The paper examines the desirability of cosmopolitan law and consequent cosmopolitan legal studies and enquiries in our largely postmodern world. The exposition, therefore, operates against a world environment which otherwise points to a rather disorderly state of affairs despite the unifying forces of economic globalisation. Accordingly, the modern legal, political and economic arena often presents us with parallel worlds of order and disorder but the fragility of the orderly element is readily apparent in numerous postmodern and non-postmodern narratives. This state of affairs has implications for law too, despite the overall stability, traditionality and conservative character of the subject. Law, as we know it, otherwise offspring of modernity and reason, struggles to maintain its systemacity in this new world of old-new narratives, a world which is postmodern as a whole. The author wishes to address the epistemic issues of this great incompatibility between modernist established legal doctrine and postmodern legal narratives by positing that the two opposing worlds can be better appreciated (if not bridged) by the appreciation of the different, the diverse and the disorderly through a new cosmopolitan legal ethos which legal educators — at the very least — ought to inspire to their student bodies around the world and, by extension, to what we have come to generically call world society as a whole.

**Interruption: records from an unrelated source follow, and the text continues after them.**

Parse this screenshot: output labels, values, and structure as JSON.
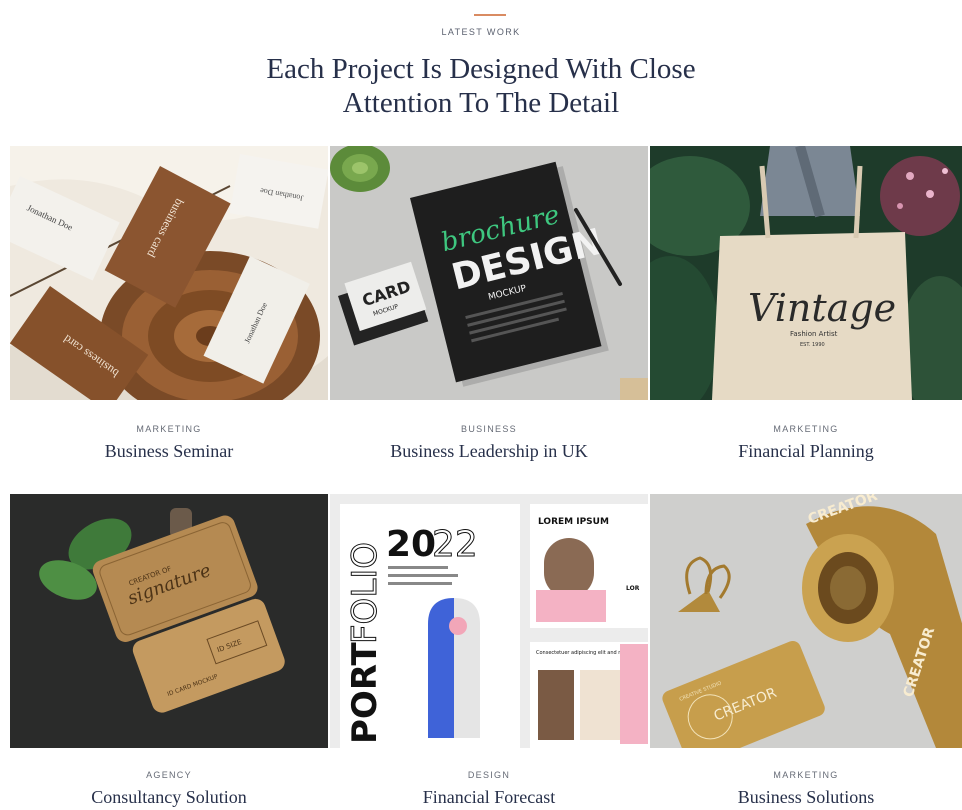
{
  "section": {
    "eyebrow": "LATEST WORK",
    "title_line1": "Each Project Is Designed With Close",
    "title_line2": "Attention To The Detail",
    "accent_color": "#d98b62"
  },
  "projects": [
    {
      "category": "MARKETING",
      "title": "Business Seminar",
      "mockup_text": {
        "card_name": "Jonathan Doe",
        "card_label": "business card",
        "card_label_2": "business card",
        "card_name_2": "Jonathan Doe",
        "card_name_3": "Jonathan Doe"
      }
    },
    {
      "category": "BUSINESS",
      "title": "Business Leadership in UK",
      "mockup_text": {
        "script": "brochure",
        "headline": "DESIGN",
        "sub": "MOCKUP",
        "card_word": "CARD",
        "card_sub": "MOCKUP"
      }
    },
    {
      "category": "MARKETING",
      "title": "Financial Planning",
      "mockup_text": {
        "script": "Vintage",
        "sub": "Fashion Artist",
        "est": "EST. 1990"
      }
    },
    {
      "category": "AGENCY",
      "title": "Consultancy Solution",
      "mockup_text": {
        "line1": "CREATOR OF",
        "script": "signature",
        "badge": "ID SIZE",
        "card_word": "ID CARD MOCKUP"
      }
    },
    {
      "category": "DESIGN",
      "title": "Financial Forecast",
      "mockup_text": {
        "year_bold": "20",
        "year_light": "22",
        "port_bold": "PORT",
        "port_light": "FOLIO",
        "lorem": "LOREM IPSUM",
        "lorem_short": "LOR",
        "para_head": "Consectetuer adipiscing elit and more"
      }
    },
    {
      "category": "MARKETING",
      "title": "Business Solutions",
      "mockup_text": {
        "tape_word": "CREATOR",
        "card_word": "CREATOR",
        "card_ring": "CREATIVE STUDIO"
      }
    }
  ]
}
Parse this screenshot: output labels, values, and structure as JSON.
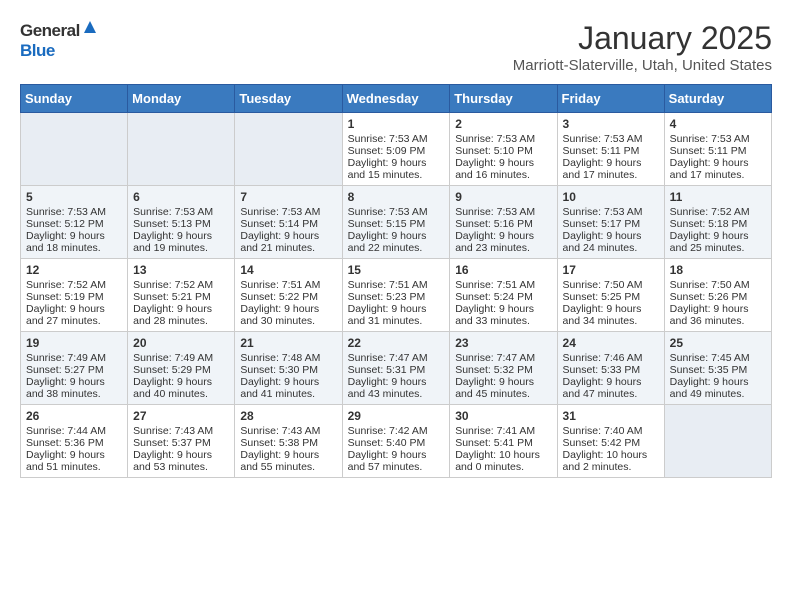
{
  "header": {
    "logo_general": "General",
    "logo_blue": "Blue",
    "month_title": "January 2025",
    "location": "Marriott-Slaterville, Utah, United States"
  },
  "weekdays": [
    "Sunday",
    "Monday",
    "Tuesday",
    "Wednesday",
    "Thursday",
    "Friday",
    "Saturday"
  ],
  "weeks": [
    [
      {
        "day": "",
        "content": ""
      },
      {
        "day": "",
        "content": ""
      },
      {
        "day": "",
        "content": ""
      },
      {
        "day": "1",
        "content": "Sunrise: 7:53 AM\nSunset: 5:09 PM\nDaylight: 9 hours\nand 15 minutes."
      },
      {
        "day": "2",
        "content": "Sunrise: 7:53 AM\nSunset: 5:10 PM\nDaylight: 9 hours\nand 16 minutes."
      },
      {
        "day": "3",
        "content": "Sunrise: 7:53 AM\nSunset: 5:11 PM\nDaylight: 9 hours\nand 17 minutes."
      },
      {
        "day": "4",
        "content": "Sunrise: 7:53 AM\nSunset: 5:11 PM\nDaylight: 9 hours\nand 17 minutes."
      }
    ],
    [
      {
        "day": "5",
        "content": "Sunrise: 7:53 AM\nSunset: 5:12 PM\nDaylight: 9 hours\nand 18 minutes."
      },
      {
        "day": "6",
        "content": "Sunrise: 7:53 AM\nSunset: 5:13 PM\nDaylight: 9 hours\nand 19 minutes."
      },
      {
        "day": "7",
        "content": "Sunrise: 7:53 AM\nSunset: 5:14 PM\nDaylight: 9 hours\nand 21 minutes."
      },
      {
        "day": "8",
        "content": "Sunrise: 7:53 AM\nSunset: 5:15 PM\nDaylight: 9 hours\nand 22 minutes."
      },
      {
        "day": "9",
        "content": "Sunrise: 7:53 AM\nSunset: 5:16 PM\nDaylight: 9 hours\nand 23 minutes."
      },
      {
        "day": "10",
        "content": "Sunrise: 7:53 AM\nSunset: 5:17 PM\nDaylight: 9 hours\nand 24 minutes."
      },
      {
        "day": "11",
        "content": "Sunrise: 7:52 AM\nSunset: 5:18 PM\nDaylight: 9 hours\nand 25 minutes."
      }
    ],
    [
      {
        "day": "12",
        "content": "Sunrise: 7:52 AM\nSunset: 5:19 PM\nDaylight: 9 hours\nand 27 minutes."
      },
      {
        "day": "13",
        "content": "Sunrise: 7:52 AM\nSunset: 5:21 PM\nDaylight: 9 hours\nand 28 minutes."
      },
      {
        "day": "14",
        "content": "Sunrise: 7:51 AM\nSunset: 5:22 PM\nDaylight: 9 hours\nand 30 minutes."
      },
      {
        "day": "15",
        "content": "Sunrise: 7:51 AM\nSunset: 5:23 PM\nDaylight: 9 hours\nand 31 minutes."
      },
      {
        "day": "16",
        "content": "Sunrise: 7:51 AM\nSunset: 5:24 PM\nDaylight: 9 hours\nand 33 minutes."
      },
      {
        "day": "17",
        "content": "Sunrise: 7:50 AM\nSunset: 5:25 PM\nDaylight: 9 hours\nand 34 minutes."
      },
      {
        "day": "18",
        "content": "Sunrise: 7:50 AM\nSunset: 5:26 PM\nDaylight: 9 hours\nand 36 minutes."
      }
    ],
    [
      {
        "day": "19",
        "content": "Sunrise: 7:49 AM\nSunset: 5:27 PM\nDaylight: 9 hours\nand 38 minutes."
      },
      {
        "day": "20",
        "content": "Sunrise: 7:49 AM\nSunset: 5:29 PM\nDaylight: 9 hours\nand 40 minutes."
      },
      {
        "day": "21",
        "content": "Sunrise: 7:48 AM\nSunset: 5:30 PM\nDaylight: 9 hours\nand 41 minutes."
      },
      {
        "day": "22",
        "content": "Sunrise: 7:47 AM\nSunset: 5:31 PM\nDaylight: 9 hours\nand 43 minutes."
      },
      {
        "day": "23",
        "content": "Sunrise: 7:47 AM\nSunset: 5:32 PM\nDaylight: 9 hours\nand 45 minutes."
      },
      {
        "day": "24",
        "content": "Sunrise: 7:46 AM\nSunset: 5:33 PM\nDaylight: 9 hours\nand 47 minutes."
      },
      {
        "day": "25",
        "content": "Sunrise: 7:45 AM\nSunset: 5:35 PM\nDaylight: 9 hours\nand 49 minutes."
      }
    ],
    [
      {
        "day": "26",
        "content": "Sunrise: 7:44 AM\nSunset: 5:36 PM\nDaylight: 9 hours\nand 51 minutes."
      },
      {
        "day": "27",
        "content": "Sunrise: 7:43 AM\nSunset: 5:37 PM\nDaylight: 9 hours\nand 53 minutes."
      },
      {
        "day": "28",
        "content": "Sunrise: 7:43 AM\nSunset: 5:38 PM\nDaylight: 9 hours\nand 55 minutes."
      },
      {
        "day": "29",
        "content": "Sunrise: 7:42 AM\nSunset: 5:40 PM\nDaylight: 9 hours\nand 57 minutes."
      },
      {
        "day": "30",
        "content": "Sunrise: 7:41 AM\nSunset: 5:41 PM\nDaylight: 10 hours\nand 0 minutes."
      },
      {
        "day": "31",
        "content": "Sunrise: 7:40 AM\nSunset: 5:42 PM\nDaylight: 10 hours\nand 2 minutes."
      },
      {
        "day": "",
        "content": ""
      }
    ]
  ]
}
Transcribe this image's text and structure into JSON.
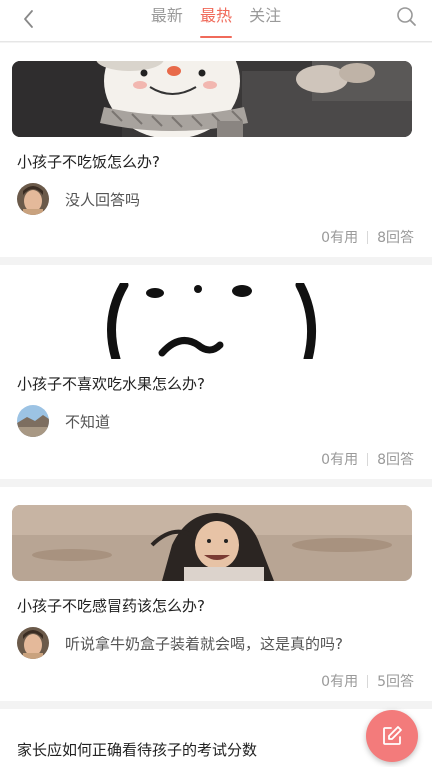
{
  "header": {
    "back_icon": "chevron-left-icon",
    "search_icon": "search-icon",
    "tabs": [
      {
        "label": "最新",
        "active": false
      },
      {
        "label": "最热",
        "active": true
      },
      {
        "label": "关注",
        "active": false
      }
    ],
    "accent_color": "#f06a5a"
  },
  "questions": [
    {
      "title": "小孩子不吃饭怎么办?",
      "thumbnail": "snowman-photo",
      "answer_avatar": "child-portrait-avatar",
      "answer_preview": "没人回答吗",
      "useful_count": "0有用",
      "answer_count": "8回答"
    },
    {
      "title": "小孩子不喜欢吃水果怎么办?",
      "thumbnail": "cartoon-face-sketch",
      "answer_avatar": "landscape-avatar",
      "answer_preview": "不知道",
      "useful_count": "0有用",
      "answer_count": "8回答"
    },
    {
      "title": "小孩子不吃感冒药该怎么办?",
      "thumbnail": "girl-on-beach-photo",
      "answer_avatar": "child-portrait-avatar",
      "answer_preview": "听说拿牛奶盒子装着就会喝，这是真的吗?",
      "useful_count": "0有用",
      "answer_count": "5回答"
    },
    {
      "title": "家长应如何正确看待孩子的考试分数"
    }
  ],
  "fab": {
    "icon": "edit-icon",
    "color": "#f37b7b"
  }
}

|Publication status||Published - 2015|
- Cosmopolitan Law
- Legal Theory
- Human Rights